• _GIVEN ENTRIES_:
+ + + + + + +

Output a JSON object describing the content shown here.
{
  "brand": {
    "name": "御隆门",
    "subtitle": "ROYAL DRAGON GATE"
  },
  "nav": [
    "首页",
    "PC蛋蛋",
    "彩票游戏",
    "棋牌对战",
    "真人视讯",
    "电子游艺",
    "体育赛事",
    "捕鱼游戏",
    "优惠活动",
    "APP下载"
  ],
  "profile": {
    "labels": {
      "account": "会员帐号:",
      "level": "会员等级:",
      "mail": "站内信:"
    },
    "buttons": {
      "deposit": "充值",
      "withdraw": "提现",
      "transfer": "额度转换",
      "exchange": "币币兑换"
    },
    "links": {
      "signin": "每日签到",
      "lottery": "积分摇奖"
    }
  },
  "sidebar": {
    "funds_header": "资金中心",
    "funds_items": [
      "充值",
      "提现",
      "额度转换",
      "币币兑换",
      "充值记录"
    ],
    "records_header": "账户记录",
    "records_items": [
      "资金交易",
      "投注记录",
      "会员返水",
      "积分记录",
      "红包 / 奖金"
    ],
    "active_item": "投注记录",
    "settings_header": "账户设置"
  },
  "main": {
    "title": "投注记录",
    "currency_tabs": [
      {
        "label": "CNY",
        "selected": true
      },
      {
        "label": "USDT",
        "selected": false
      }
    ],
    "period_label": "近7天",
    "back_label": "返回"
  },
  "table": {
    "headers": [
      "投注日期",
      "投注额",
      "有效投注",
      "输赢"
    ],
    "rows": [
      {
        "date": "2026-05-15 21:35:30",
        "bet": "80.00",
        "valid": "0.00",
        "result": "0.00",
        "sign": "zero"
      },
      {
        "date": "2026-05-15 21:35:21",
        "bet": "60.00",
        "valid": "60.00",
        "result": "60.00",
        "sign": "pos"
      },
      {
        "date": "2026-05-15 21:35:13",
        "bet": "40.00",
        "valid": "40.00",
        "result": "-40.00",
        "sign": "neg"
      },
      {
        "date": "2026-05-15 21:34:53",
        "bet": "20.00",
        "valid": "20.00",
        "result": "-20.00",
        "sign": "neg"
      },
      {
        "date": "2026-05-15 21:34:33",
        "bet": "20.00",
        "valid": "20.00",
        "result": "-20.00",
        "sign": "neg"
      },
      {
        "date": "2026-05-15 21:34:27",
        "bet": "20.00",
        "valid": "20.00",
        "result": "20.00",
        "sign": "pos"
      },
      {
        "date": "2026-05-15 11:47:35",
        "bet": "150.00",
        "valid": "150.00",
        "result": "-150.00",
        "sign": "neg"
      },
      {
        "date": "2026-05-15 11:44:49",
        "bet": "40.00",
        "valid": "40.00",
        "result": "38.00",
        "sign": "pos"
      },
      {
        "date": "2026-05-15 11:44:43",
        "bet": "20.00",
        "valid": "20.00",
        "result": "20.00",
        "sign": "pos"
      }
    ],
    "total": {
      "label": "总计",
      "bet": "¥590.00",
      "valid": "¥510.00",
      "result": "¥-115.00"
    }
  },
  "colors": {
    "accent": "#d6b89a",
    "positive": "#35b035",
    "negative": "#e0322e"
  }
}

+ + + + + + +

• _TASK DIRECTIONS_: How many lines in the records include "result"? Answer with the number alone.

• _SOLUTION BELOW_: 10